Quantcast
Published On: Thu, Dec 7th, 2023

6 Ways to Stop Foreclosure on Your Home

In Q3 2023, total U.S. foreclosure filings reached 100,546. That includes 36,684 foreclosure filings in September, up 8% from August and 15% from September last year. 

If you are concerned about foreclosure or at risk of missing your monthly payments, consult a foreclosure attorney for professional help. They can help you mitigate losses.

If you want to learn how you can stop a pending foreclosure, read on. In this article, we’ll go over what a foreclosure is, how to avoid it, and ways to stop it once in motion.

Imagen de Tumisu en Pixabay

What is foreclosure?

A foreclosure is a legal process by which a lender repossesss a home to recoup their losses after a homeowner stops making mortgage payments.

Federal law prohibits lenders from beginning the foreclosure process until a borrower has been past due on payments for over 120 days. 

At that point, the foreclosure process starts, and the homeowner may be evicted from the home—which is recorded on their credit report—and the property ownership transfers to the lender, who typically sells the property at auction. 

How to avoid a foreclosure

To avoid foreclosure, it’s crucial to keep up with your monthly payments. If you never get behind, you won’t ever be at risk of foreclosure. 

Some common ways to prevent falling behind on payments include building an emergency fund in case you fall on hard times, refinancing your mortgage to lower your monthly payments, and proactively reaching out to your lender for help.

Many homeowners don’t realize that lenders want to avoid foreclosure just as much as you do because it usually costs them. So, as soon as you anticipate missing a payment, contact the lender to see what options are available to you. 

How to stop a pending foreclosure

Some of the options to stop a pending foreclosure that a lender might propose or that you might pursue on your own include the following:

  1. Modify the loan

If you’re struggling to make your monthly mortgage payments, your lender may be willing to modify the loan to make it more affordable. A loan modification works similarly to a refinance in that it can extend the length of the loan term or take into account an improved credit score to lower your monthly payments so they are easier to pay.

  1. Establish a mortgage repayment plan

Say you fell behind on your mortgage payments and then get back on your feet and continue making them. What if you can’t afford to pay back the missed payments in a lump sum?

In that case, lenders may be willing to work out a repayment plan to get you caught up. Instead of requiring the missed payments all at once, they may let you spread them out over a longer period of time so you can pay back what you owe incrementally.

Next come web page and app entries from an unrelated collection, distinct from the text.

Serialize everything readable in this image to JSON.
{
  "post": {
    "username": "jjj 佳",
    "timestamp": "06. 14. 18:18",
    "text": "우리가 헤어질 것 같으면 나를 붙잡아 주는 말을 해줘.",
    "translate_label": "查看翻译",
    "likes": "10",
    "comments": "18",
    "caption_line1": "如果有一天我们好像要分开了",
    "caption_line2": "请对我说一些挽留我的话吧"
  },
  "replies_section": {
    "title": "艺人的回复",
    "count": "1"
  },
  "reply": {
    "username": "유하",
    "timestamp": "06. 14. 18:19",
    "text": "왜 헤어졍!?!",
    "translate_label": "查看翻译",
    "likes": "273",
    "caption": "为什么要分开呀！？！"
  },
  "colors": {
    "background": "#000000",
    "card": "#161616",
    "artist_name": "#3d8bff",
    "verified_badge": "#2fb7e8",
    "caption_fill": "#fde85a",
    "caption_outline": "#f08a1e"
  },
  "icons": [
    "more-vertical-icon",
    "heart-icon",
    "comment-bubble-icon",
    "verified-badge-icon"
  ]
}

  1. Request a forbearance

Another way to stop a foreclosure is to request a forbearance. This puts your monthly mortgage payments on hold temporarily so you can get back on your feet. You’ll still owe the amount that was suspended at the end of the forbearance period, but you’ll have more time to gather the necessary funds. Usually, the suspended loan payments are paid via lump sum or a repayment plan. 

  1. Conduct a short sale

If foreclosure looks inevitable, you might consider a short sale. This involves selling your home for less than what you owe and having the proceeds go to the lender, who usually then forgives part or all of the remaining loan balance. Of course, you’ll need to get a short sale approved by the lender first. 

  1. Sign a deed in lieu of foreclosure

If all else fails, you might sign a deed in lieu of foreclosure. This means voluntarily transferring property ownership to the lender to avoid an official foreclosure proceeding, which would damage your credit score. This way, you at least protect your credit so you can qualify for more favorable loan terms in the future. 

  1. Consult an HUD-approved counseling agency

Lastly, it’s worth getting professional advice before resorting to foreclosure. The U.S. Department of Housing and Urban Development (HUD) sponsors counseling agencies that can provide loss mitigation counseling at little to no cost. Contact one today to see what options you have. But beware of mortgage assistance scams that ask you to sign over your property deed and then steal from you.

The bottom line

Ultimately, there are many ways to avoid foreclosure and the financial loss and credit damage that come with it. To avoid foreclosure, start by contacting your lender to see what they advise. You may have more options than you think.

Author: Anna Johansson

On the DISPATCH: Headlines  Local  Opinion

Subscribe to Weekly Newsletter

* indicates required
/ ( mm / dd ) [ALL INFO CONFIDENTIAL]

About the Author

- Outside contributors to the Dispatch are always welcome to offer their unique voices, contradictory opinions or presentation of information not included on the site.

like_us_on_facebook

 

The Global Dispatch Facebook page- click here

Movie News Facebook page - click here

Television News Facebook page - click here

Weird News Facebook page - click here 

DISPATCH RADIO

dispatch_radio

THE BRANDON JONES SHOW

brandon_jones_show-logo

Archives